Taking this evolutionary approach ensured that Rise could successfully pivot and adapt its operations when the pandemic eventually hit. Indeed, by 2019, it had already built a convenient and easy-to-use online store, allowing customers to browse menus and order food directly to their door with the click of a button.
“When Covid-19 dramatically changed the food industry, it was really only a simple switch for us,” explains Brian. “We had already begun to move away from cashiers, establishing a simple kiosk system across all our stores, and we had integrated third-party delivery companies into our online ordering system. Following on from that, we ran our sites with a locker function – customers could place orders online and have their food stored in heated lockers, ready for contactless collection at a designated time. By linking this system with external delivery firms, we could also offer a safe and timely drop-off service that customers and drivers alike valued highly. It’s not that Covid-19 wasn’t a struggle, but because of the infrastructure that we already had in place, we weren’t hit as hard as others.”
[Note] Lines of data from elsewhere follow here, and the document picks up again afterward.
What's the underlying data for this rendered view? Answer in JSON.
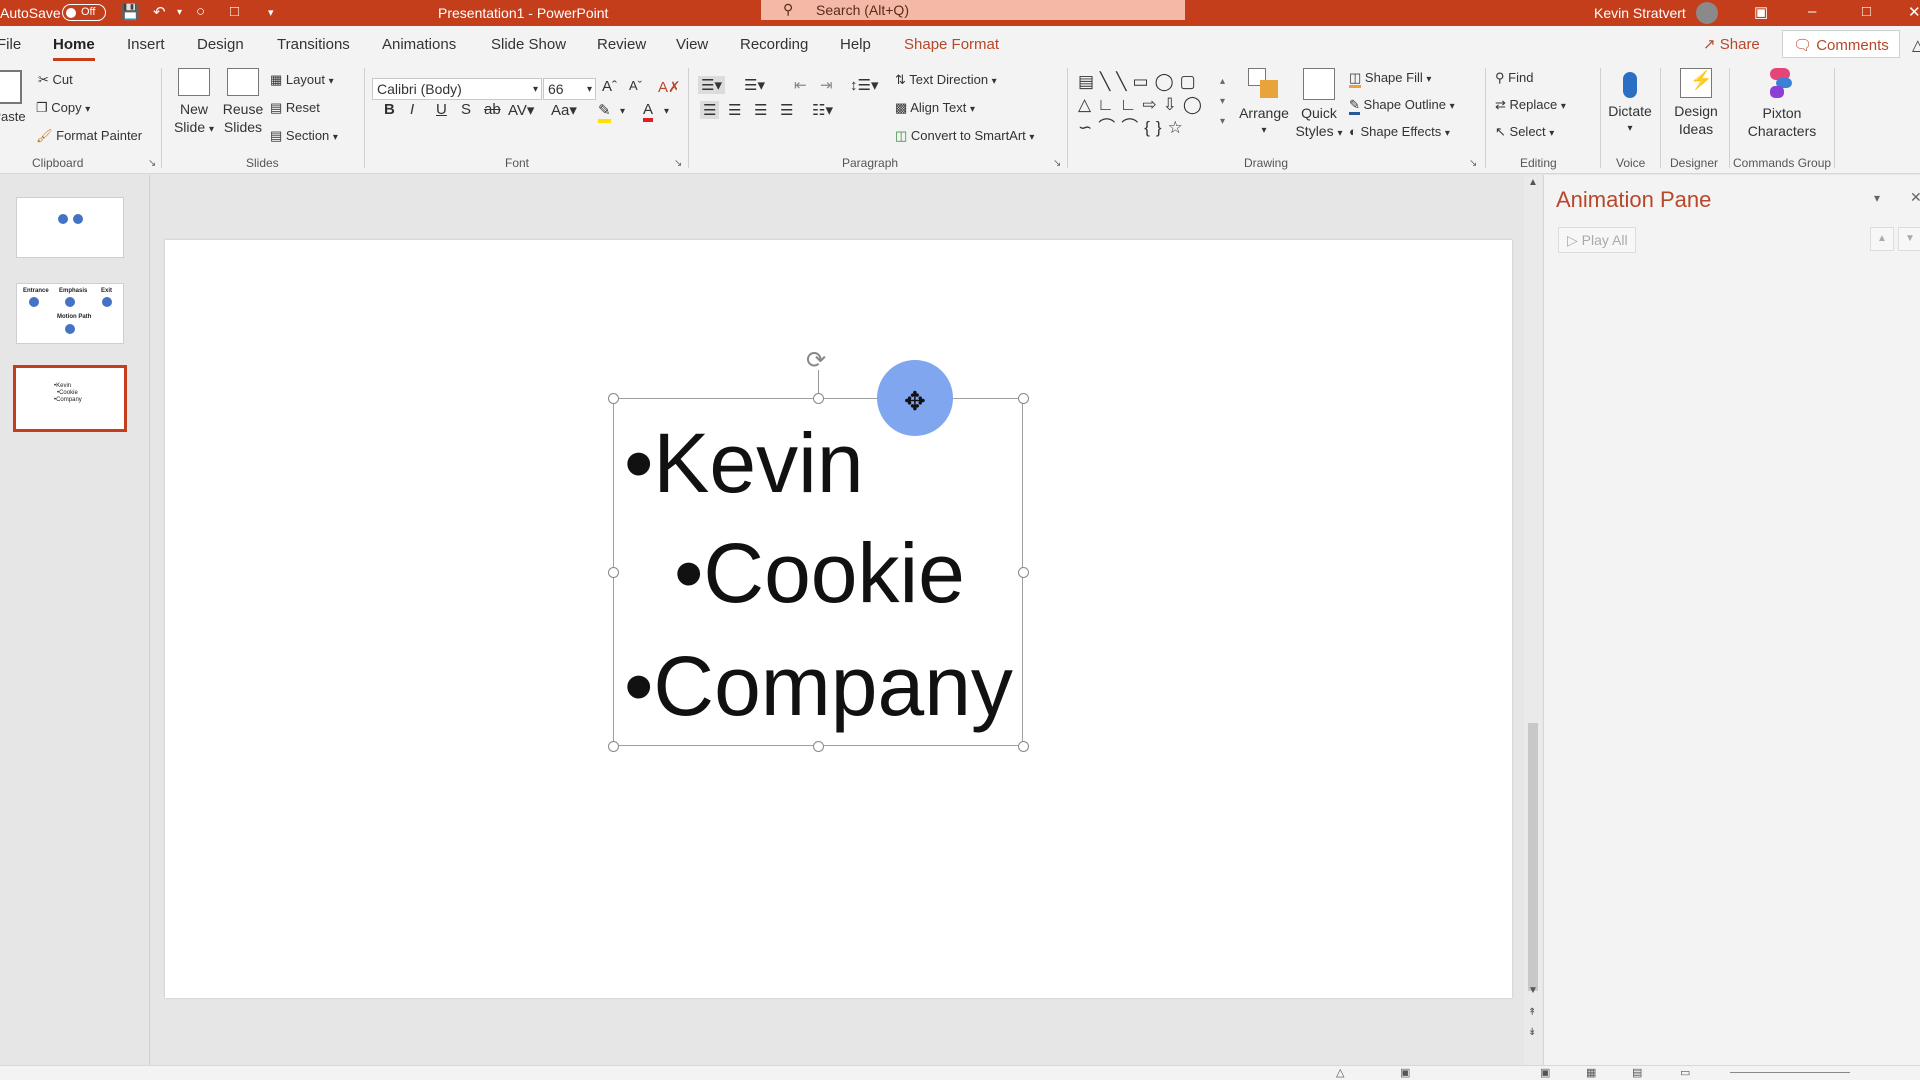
{
  "titlebar": {
    "autosave_label": "AutoSave",
    "autosave_state": "Off",
    "doc_title": "Presentation1  -  PowerPoint",
    "search_placeholder": "Search (Alt+Q)",
    "user_name": "Kevin Stratvert"
  },
  "tabs": [
    {
      "label": "File"
    },
    {
      "label": "Home"
    },
    {
      "label": "Insert"
    },
    {
      "label": "Design"
    },
    {
      "label": "Transitions"
    },
    {
      "label": "Animations"
    },
    {
      "label": "Slide Show"
    },
    {
      "label": "Review"
    },
    {
      "label": "View"
    },
    {
      "label": "Recording"
    },
    {
      "label": "Help"
    },
    {
      "label": "Shape Format"
    }
  ],
  "share_label": "Share",
  "comments_label": "Comments",
  "ribbon": {
    "clipboard": {
      "paste": "Paste",
      "cut": "Cut",
      "copy": "Copy",
      "format_painter": "Format Painter",
      "group": "Clipboard"
    },
    "slides": {
      "new_slide": "New",
      "new_slide2": "Slide",
      "reuse": "Reuse",
      "reuse2": "Slides",
      "layout": "Layout",
      "reset": "Reset",
      "section": "Section",
      "group": "Slides"
    },
    "font": {
      "font_name": "Calibri (Body)",
      "font_size": "66",
      "group": "Font"
    },
    "paragraph": {
      "text_direction": "Text Direction",
      "align_text": "Align Text",
      "smartart": "Convert to SmartArt",
      "group": "Paragraph"
    },
    "drawing": {
      "arrange": "Arrange",
      "quick": "Quick",
      "styles": "Styles",
      "fill": "Shape Fill",
      "outline": "Shape Outline",
      "effects": "Shape Effects",
      "group": "Drawing"
    },
    "editing": {
      "find": "Find",
      "replace": "Replace",
      "select": "Select",
      "group": "Editing"
    },
    "voice": {
      "dictate": "Dictate",
      "group": "Voice"
    },
    "designer": {
      "design": "Design",
      "ideas": "Ideas",
      "group": "Designer"
    },
    "commands": {
      "pixton": "Pixton",
      "characters": "Characters",
      "group": "Commands Group"
    }
  },
  "thumbnails": {
    "slide2": {
      "entrance": "Entrance",
      "emphasis": "Emphasis",
      "exit": "Exit",
      "motion": "Motion Path"
    },
    "slide3": [
      "•Kevin",
      "•Cookie",
      "•Company"
    ]
  },
  "slide": {
    "bullets": [
      "•Kevin",
      "•Cookie",
      "•Company"
    ]
  },
  "animation_pane": {
    "title": "Animation Pane",
    "play_all": "Play All"
  },
  "colors": {
    "accent": "#c43e1c",
    "dot": "#4472c4",
    "cursor_highlight": "#7fa6ef"
  }
}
“Years before the pandemic, when we were reading the tealeaves of what restaurants would look like in the future, we were seeing trends that suggested every restaurant would become smaller and have less people working in them,” reveals Ken. “In the end, we built something that could survive an unprecedented global health emergency. While our competitors lagged behind, we stayed ahead of the curve. As we move forward, we intend to remain there, investigating the efficacy of robotics within kitchens.
“Things are moving fast,” he concludes. “We have numerous franchise agreements underway, and we intend to open between 25 and 50 new locations within the next ten years, with more of a focus on corporate sites going forward. At the end of the day, we’re a biscuit company, but we’re also a people company, and we want to grow. That way, we can continue elevating our people, offering them a bright path forward.”